#### Goal of the exercise:
From the records below, copy the lines that include "Gestern".

#### Records to use:
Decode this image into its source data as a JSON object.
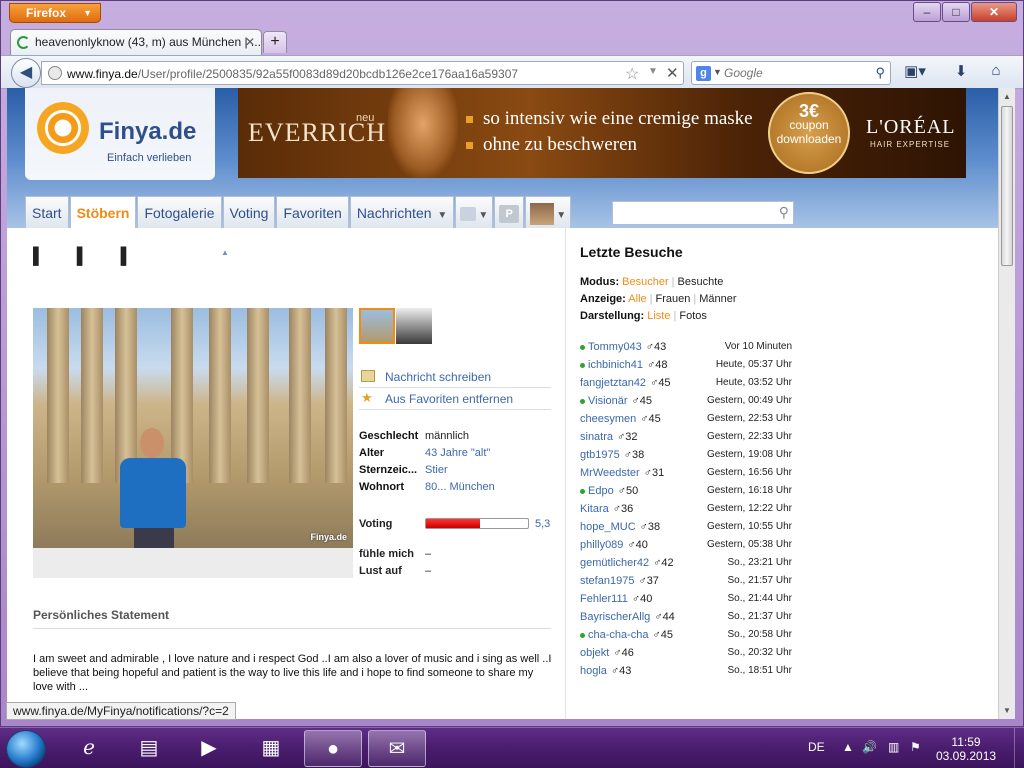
{
  "browser": {
    "app_button": "Firefox",
    "tab_title": "heavenonlyknow (43, m) aus München | ...",
    "url_host": "www.finya.de",
    "url_path": "/User/profile/2500835/92a55f0083d89d20bcdb126e2ce176aa16a59307",
    "search_placeholder": "Google",
    "status_url": "www.finya.de/MyFinya/notifications/?c=2"
  },
  "site": {
    "logo": "Finya.de",
    "tagline": "Einfach verlieben",
    "menu": [
      "Start",
      "Stöbern",
      "Fotogalerie",
      "Voting",
      "Favoriten",
      "Nachrichten"
    ],
    "active_menu": "Stöbern"
  },
  "ad": {
    "neu": "neu",
    "brand": "EVERRICH",
    "line1": "so intensiv wie eine cremige maske",
    "line2": "ohne zu beschweren",
    "coupon_big": "3€",
    "coupon_l1": "coupon",
    "coupon_l2": "downloaden",
    "sponsor": "L'ORÉAL",
    "sponsor_sub": "HAIR EXPERTISE"
  },
  "profile": {
    "photo_stamp": "Finya.de",
    "actions": {
      "message": "Nachricht schreiben",
      "unfavorite": "Aus Favoriten entfernen"
    },
    "facts": [
      {
        "key": "Geschlecht",
        "value": "männlich"
      },
      {
        "key": "Alter",
        "value": "43 Jahre \"alt\""
      },
      {
        "key": "Sternzeic...",
        "value": "Stier"
      },
      {
        "key": "Wohnort",
        "value": "80... München"
      }
    ],
    "voting_label": "Voting",
    "voting_value": "5,3",
    "voting_fill": 0.53,
    "mood": [
      {
        "key": "fühle mich",
        "value": "–"
      },
      {
        "key": "Lust auf",
        "value": "–"
      }
    ],
    "statement_heading": "Persönliches Statement",
    "statement_text": "I am sweet and admirable , I love nature and i respect God ..I am also a lover of music and i sing as well ..I believe that being hopeful and patient is the way to live this life and i hope to find someone to share my love with ..."
  },
  "visits_panel": {
    "title": "Letzte Besuche",
    "modus_label": "Modus:",
    "modus_options": [
      "Besucher",
      "Besuchte"
    ],
    "anzeige_label": "Anzeige:",
    "anzeige_options": [
      "Alle",
      "Frauen",
      "Männer"
    ],
    "darstellung_label": "Darstellung:",
    "darstellung_options": [
      "Liste",
      "Fotos"
    ],
    "visits": [
      {
        "name": "Tommy043",
        "age": "♂43",
        "when": "Vor 10 Minuten",
        "online": true
      },
      {
        "name": "ichbinich41",
        "age": "♂48",
        "when": "Heute, 05:37 Uhr",
        "online": true
      },
      {
        "name": "fangjetztan42",
        "age": "♂45",
        "when": "Heute, 03:52 Uhr",
        "online": false
      },
      {
        "name": "Visionär",
        "age": "♂45",
        "when": "Gestern, 00:49 Uhr",
        "online": true
      },
      {
        "name": "cheesymen",
        "age": "♂45",
        "when": "Gestern, 22:53 Uhr",
        "online": false
      },
      {
        "name": "sinatra",
        "age": "♂32",
        "when": "Gestern, 22:33 Uhr",
        "online": false
      },
      {
        "name": "gtb1975",
        "age": "♂38",
        "when": "Gestern, 19:08 Uhr",
        "online": false
      },
      {
        "name": "MrWeedster",
        "age": "♂31",
        "when": "Gestern, 16:56 Uhr",
        "online": false
      },
      {
        "name": "Edpo",
        "age": "♂50",
        "when": "Gestern, 16:18 Uhr",
        "online": true
      },
      {
        "name": "Kitara",
        "age": "♂36",
        "when": "Gestern, 12:22 Uhr",
        "online": false
      },
      {
        "name": "hope_MUC",
        "age": "♂38",
        "when": "Gestern, 10:55 Uhr",
        "online": false
      },
      {
        "name": "philly089",
        "age": "♂40",
        "when": "Gestern, 05:38 Uhr",
        "online": false
      },
      {
        "name": "gemütlicher42",
        "age": "♂42",
        "when": "So., 23:21 Uhr",
        "online": false
      },
      {
        "name": "stefan1975",
        "age": "♂37",
        "when": "So., 21:57 Uhr",
        "online": false
      },
      {
        "name": "Fehler111",
        "age": "♂40",
        "when": "So., 21:44 Uhr",
        "online": false
      },
      {
        "name": "BayrischerAllg",
        "age": "♂44",
        "when": "So., 21:37 Uhr",
        "online": false
      },
      {
        "name": "cha-cha-cha",
        "age": "♂45",
        "when": "So., 20:58 Uhr",
        "online": true
      },
      {
        "name": "objekt",
        "age": "♂46",
        "when": "So., 20:32 Uhr",
        "online": false
      },
      {
        "name": "hogla",
        "age": "♂43",
        "when": "So., 18:51 Uhr",
        "online": false
      }
    ]
  },
  "taskbar": {
    "lang": "DE",
    "time": "11:59",
    "date": "03.09.2013"
  }
}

#### Solved problem:
        "when": "Gestern, 00:49 Uhr",
        "when": "Gestern, 22:53 Uhr",
        "when": "Gestern, 22:33 Uhr",
        "when": "Gestern, 19:08 Uhr",
        "when": "Gestern, 16:56 Uhr",
        "when": "Gestern, 16:18 Uhr",
        "when": "Gestern, 12:22 Uhr",
        "when": "Gestern, 10:55 Uhr",
        "when": "Gestern, 05:38 Uhr",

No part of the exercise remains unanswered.